Pull every line of the entries that has the word "Цатурян".

:: Task input

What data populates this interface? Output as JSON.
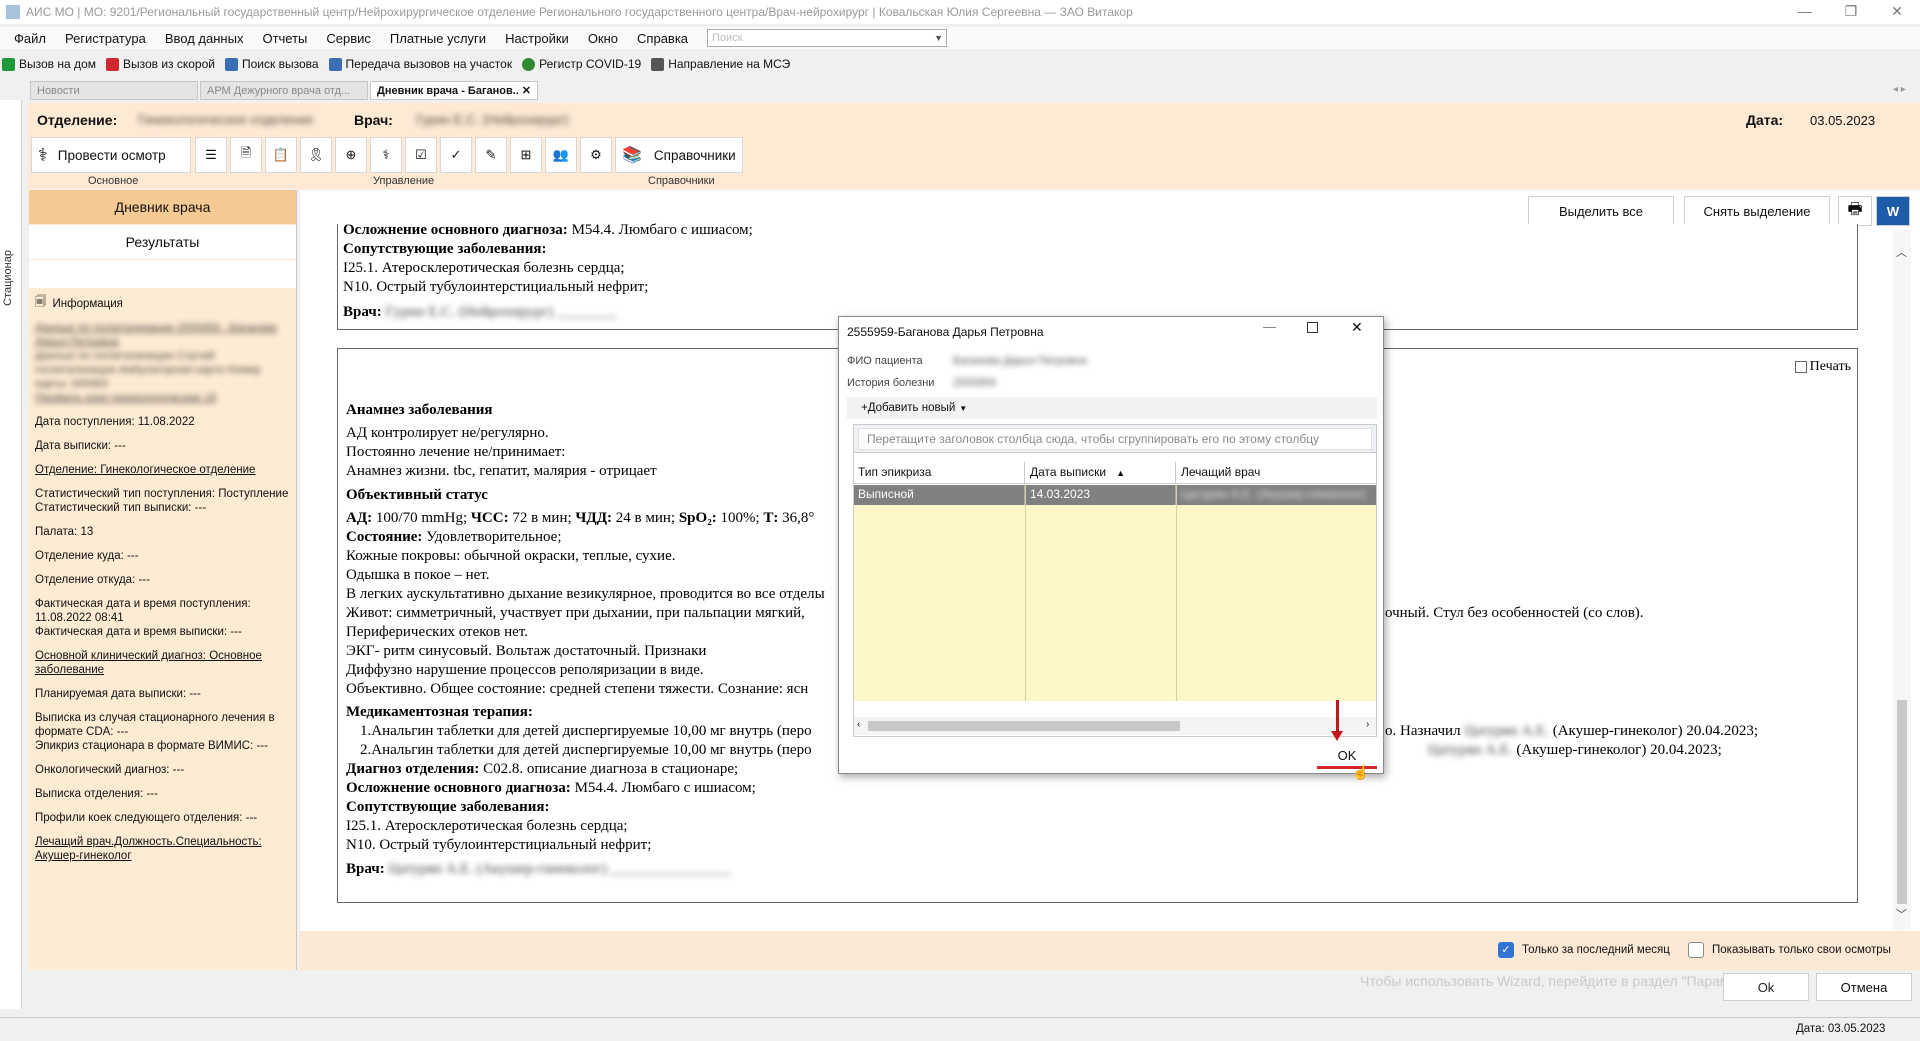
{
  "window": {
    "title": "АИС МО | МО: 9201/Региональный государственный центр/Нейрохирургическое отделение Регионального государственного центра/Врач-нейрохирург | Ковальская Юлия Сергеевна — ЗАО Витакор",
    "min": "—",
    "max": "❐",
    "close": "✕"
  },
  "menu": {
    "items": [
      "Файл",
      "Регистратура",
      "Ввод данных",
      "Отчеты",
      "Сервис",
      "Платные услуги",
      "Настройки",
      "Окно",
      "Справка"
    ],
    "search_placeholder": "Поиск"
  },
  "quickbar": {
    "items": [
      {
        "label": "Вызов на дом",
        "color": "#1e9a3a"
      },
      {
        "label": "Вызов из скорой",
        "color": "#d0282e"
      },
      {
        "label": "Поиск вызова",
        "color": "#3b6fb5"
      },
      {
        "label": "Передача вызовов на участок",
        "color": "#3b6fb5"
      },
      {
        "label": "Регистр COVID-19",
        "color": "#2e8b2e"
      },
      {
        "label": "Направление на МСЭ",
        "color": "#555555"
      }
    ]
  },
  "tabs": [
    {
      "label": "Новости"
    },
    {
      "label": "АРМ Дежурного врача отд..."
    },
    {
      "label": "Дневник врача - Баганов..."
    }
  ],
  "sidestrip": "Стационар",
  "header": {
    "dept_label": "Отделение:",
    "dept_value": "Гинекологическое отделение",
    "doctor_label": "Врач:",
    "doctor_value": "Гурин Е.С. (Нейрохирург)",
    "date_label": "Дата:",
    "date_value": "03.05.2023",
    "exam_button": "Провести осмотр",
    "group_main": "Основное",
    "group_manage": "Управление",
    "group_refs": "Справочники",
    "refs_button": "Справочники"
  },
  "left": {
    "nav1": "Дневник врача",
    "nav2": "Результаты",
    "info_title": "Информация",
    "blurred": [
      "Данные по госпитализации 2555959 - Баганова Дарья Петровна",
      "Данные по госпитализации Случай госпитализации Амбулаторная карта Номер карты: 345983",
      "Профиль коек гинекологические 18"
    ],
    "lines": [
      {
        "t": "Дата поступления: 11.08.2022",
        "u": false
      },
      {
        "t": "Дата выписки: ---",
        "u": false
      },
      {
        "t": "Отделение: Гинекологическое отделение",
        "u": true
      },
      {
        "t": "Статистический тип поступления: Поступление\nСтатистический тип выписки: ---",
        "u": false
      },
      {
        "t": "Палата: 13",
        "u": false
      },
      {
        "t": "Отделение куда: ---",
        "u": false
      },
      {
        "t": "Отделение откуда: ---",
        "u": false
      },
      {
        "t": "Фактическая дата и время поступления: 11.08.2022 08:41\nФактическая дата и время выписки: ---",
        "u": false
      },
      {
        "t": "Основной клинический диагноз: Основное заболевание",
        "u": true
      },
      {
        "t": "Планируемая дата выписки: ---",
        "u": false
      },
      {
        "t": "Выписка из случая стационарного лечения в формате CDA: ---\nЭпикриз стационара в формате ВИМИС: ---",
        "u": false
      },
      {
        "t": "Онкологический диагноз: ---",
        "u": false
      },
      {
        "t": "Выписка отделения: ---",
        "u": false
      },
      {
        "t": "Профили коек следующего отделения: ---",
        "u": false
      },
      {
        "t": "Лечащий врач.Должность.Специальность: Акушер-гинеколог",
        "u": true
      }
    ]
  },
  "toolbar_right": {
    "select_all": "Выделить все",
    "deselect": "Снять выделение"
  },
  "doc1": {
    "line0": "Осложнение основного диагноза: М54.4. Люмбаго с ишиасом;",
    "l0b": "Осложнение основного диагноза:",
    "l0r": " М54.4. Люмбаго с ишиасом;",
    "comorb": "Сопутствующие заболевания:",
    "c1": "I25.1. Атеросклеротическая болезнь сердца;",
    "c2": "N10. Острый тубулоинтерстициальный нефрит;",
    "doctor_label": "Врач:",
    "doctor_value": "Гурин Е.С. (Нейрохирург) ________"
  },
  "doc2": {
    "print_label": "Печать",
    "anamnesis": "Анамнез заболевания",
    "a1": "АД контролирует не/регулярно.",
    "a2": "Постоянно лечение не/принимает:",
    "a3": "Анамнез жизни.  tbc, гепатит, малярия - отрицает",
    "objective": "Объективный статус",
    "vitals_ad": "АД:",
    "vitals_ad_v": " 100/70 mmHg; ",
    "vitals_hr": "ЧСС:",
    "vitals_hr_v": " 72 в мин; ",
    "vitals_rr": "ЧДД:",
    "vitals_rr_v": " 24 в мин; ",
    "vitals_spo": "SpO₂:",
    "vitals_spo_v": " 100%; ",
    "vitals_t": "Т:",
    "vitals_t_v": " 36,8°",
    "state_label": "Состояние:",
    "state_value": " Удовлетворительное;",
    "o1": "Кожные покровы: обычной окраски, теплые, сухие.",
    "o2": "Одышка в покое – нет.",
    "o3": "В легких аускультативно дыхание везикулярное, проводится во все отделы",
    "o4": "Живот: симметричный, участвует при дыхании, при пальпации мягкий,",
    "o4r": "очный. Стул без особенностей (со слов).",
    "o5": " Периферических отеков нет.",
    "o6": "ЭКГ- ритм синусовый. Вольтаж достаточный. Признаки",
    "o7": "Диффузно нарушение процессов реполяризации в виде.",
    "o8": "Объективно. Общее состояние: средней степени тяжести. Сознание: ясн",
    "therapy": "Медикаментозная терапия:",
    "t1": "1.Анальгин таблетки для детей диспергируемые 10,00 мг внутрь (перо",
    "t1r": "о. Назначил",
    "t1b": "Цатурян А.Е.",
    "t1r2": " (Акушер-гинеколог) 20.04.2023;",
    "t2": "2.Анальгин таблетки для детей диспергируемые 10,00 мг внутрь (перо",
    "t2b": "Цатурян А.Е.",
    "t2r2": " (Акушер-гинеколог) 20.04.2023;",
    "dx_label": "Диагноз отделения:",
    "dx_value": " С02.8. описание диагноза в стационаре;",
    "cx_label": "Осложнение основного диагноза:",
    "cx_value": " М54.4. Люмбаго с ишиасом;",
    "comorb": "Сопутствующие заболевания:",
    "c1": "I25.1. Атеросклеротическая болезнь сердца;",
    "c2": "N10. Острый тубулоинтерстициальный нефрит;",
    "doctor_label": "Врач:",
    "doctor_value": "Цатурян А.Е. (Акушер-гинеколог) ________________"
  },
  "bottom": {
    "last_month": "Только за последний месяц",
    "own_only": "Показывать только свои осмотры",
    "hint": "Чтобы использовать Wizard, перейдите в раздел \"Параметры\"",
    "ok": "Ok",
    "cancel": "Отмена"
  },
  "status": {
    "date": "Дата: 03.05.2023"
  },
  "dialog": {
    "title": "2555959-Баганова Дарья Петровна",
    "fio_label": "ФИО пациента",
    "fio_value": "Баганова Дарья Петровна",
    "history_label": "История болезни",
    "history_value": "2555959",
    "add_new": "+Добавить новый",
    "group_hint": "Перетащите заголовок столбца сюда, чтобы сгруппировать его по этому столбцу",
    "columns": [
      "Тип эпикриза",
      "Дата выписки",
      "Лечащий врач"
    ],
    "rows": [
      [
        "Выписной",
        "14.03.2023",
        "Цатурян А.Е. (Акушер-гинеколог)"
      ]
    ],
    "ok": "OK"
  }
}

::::

▶ Reply to the task:
    "t1b": "Цатурян А.Е.",
    "t2b": "Цатурян А.Е.",
    "doctor_value": "Цатурян А.Е. (Акушер-гинеколог) ________________"
        "Цатурян А.Е. (Акушер-гинеколог)"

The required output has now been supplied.